The impact study for the massive factory producing batteries for electric vehicles that could be built on the former army airport in Ln near Pilsen has not yet been completed. The region will probably commission it only after the investor’s decision, which is Volkswagen.
The automotive concern is still considering sites in Poland and Hungary. The verdict is likely to come at the end of the year. “We have no input data at all yet. We lack data on what the production will look like. We estimate that there will be four to five thousand employees. We need to know details about the content of the production, for example, what risk categories the jobs will fall into,” Plzeň governor, Špoták, outlined.
According to the government, the construction of the gigafactory is a crucial investment for the Czech Republic; the project will cost around CZK 120 billion.
“To date, we have not received any documents from the Ministry of Industry and Trade. We assume that they will wait for Volkswagen’s decision, whether it is positive or negative. I understand that the ministry will not invest in an impact study if the industrial zone is not in the Czech Republic after all,” the governor added.
Vojtěch Srnka, a spokesman for the Ministry of Industry and Trade (MIT), wrote on Monday that they are ready to provide the necessary data to the region’s representatives in the coming days.
The document is to assess how the giant factory will affect transportation, the environment, housing, education, and the social system. The mayors of the surrounding communities have been calling for this document for many months. They have not yet been forthcoming.

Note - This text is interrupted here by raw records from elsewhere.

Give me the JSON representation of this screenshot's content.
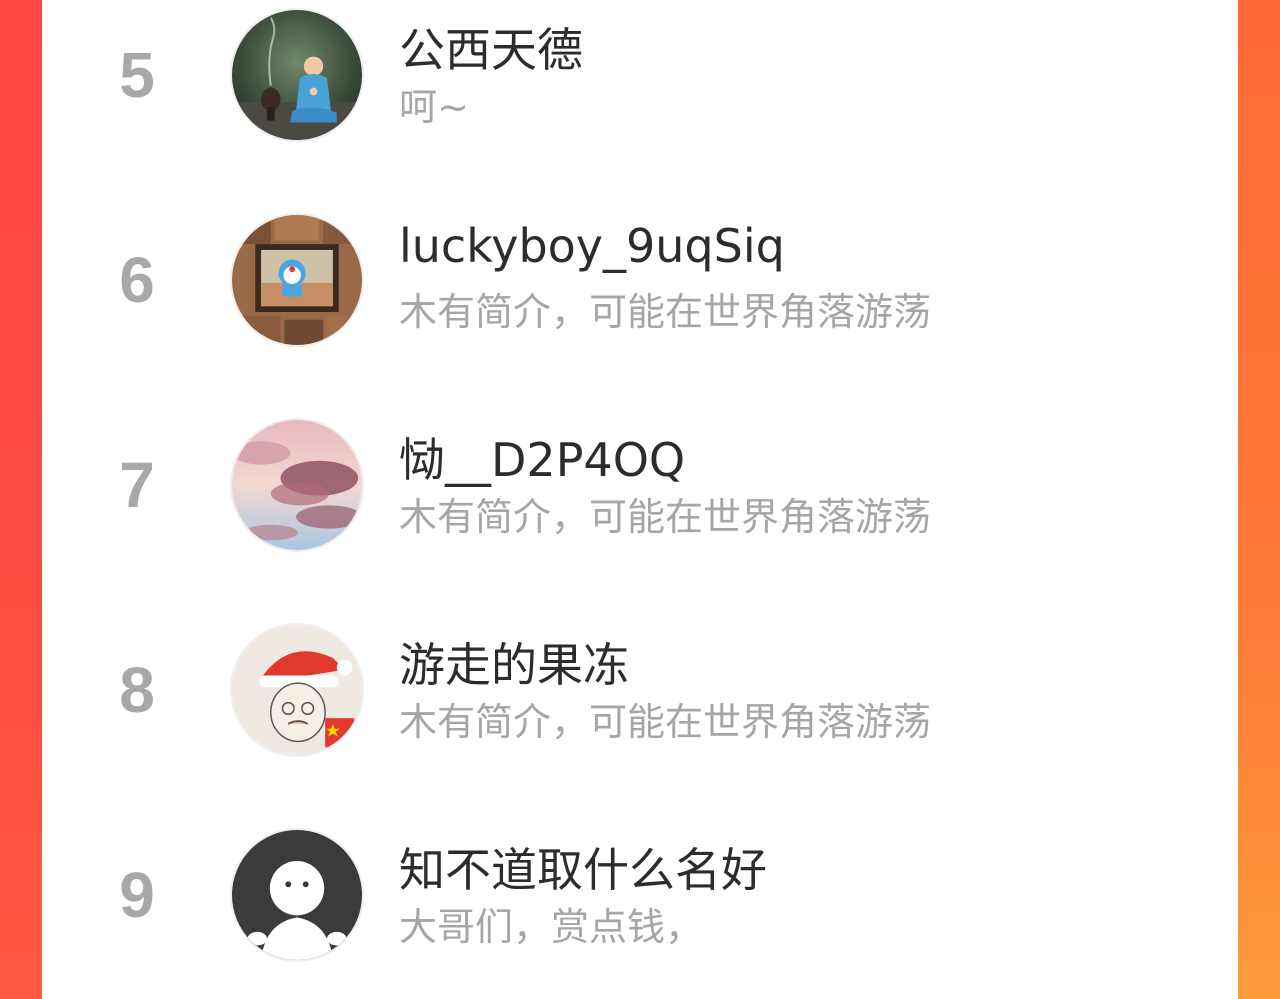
{
  "colors": {
    "accent_left": "#ff4643",
    "accent_right": "#ff7a37",
    "rank_gray": "#a8a8a8",
    "name_text": "#2c2c2c",
    "bio_text": "#a6a6a6"
  },
  "ranking_list": {
    "items": [
      {
        "rank": "5",
        "name": "公西天德",
        "bio": "呵~",
        "avatar_icon": "child-meditating-avatar"
      },
      {
        "rank": "6",
        "name": "luckyboy_9uqSiq",
        "bio": "木有简介，可能在世界角落游荡",
        "avatar_icon": "framed-cartoon-avatar"
      },
      {
        "rank": "7",
        "name": "恸__D2P4OQ",
        "bio": "木有简介，可能在世界角落游荡",
        "avatar_icon": "pink-clouds-avatar"
      },
      {
        "rank": "8",
        "name": "游走的果冻",
        "bio": "木有简介，可能在世界角落游荡",
        "avatar_icon": "santa-hat-sketch-avatar"
      },
      {
        "rank": "9",
        "name": "知不道取什么名好",
        "bio": "大哥们，赏点钱，",
        "avatar_icon": "default-user-avatar"
      }
    ]
  }
}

“We officially made this demand on the first of June. Originally, the study could have been used to answer whether the territory could even sustain such a project and whether it could afford it. This will no longer be dealt with. The time has been missed. It is a great pity,” said Martin Sobotka, the mayor of Dobřany (Aktivní Dobřany).
Bernard: It won’t work without an agreement with the municipalities

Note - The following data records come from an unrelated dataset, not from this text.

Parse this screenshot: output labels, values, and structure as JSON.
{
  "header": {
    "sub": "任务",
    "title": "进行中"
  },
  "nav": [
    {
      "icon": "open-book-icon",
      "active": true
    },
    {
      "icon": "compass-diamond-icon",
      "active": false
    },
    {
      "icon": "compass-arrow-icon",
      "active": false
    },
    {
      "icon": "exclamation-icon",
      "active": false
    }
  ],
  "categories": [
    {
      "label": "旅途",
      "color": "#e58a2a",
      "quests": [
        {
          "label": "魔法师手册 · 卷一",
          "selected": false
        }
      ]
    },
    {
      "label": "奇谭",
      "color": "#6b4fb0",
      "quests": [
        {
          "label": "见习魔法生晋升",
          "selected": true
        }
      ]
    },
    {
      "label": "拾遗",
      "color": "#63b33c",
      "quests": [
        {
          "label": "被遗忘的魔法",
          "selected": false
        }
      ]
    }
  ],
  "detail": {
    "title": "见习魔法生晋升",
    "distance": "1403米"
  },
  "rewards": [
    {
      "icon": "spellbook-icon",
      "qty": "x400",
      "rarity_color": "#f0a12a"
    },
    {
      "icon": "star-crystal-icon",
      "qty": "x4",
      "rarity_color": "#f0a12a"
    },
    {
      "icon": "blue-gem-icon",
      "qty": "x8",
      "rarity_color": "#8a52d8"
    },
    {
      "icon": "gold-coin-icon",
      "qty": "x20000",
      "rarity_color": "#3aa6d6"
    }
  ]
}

In his opinion, it is essential that a quality document is created that includes all the affected municipalities, defines all the impacts, and sets out compensation.
Josef Bernard (STAN), the regional deputy for environment and agriculture, added that the central finger on the trigger is still held by the municipalities that own part of the land at the airport. “If there is no agreement with the municipalities, the project will not happen,” he pointed out.
He also said he believes in robust legal systems, regulations, and permitting processes that will not allow abuse. Hynek Brom, government commissioner and project coordinator for MIT, said some time ago that the impact study is not a condition for the concern. “Government resolutions are key,” he said.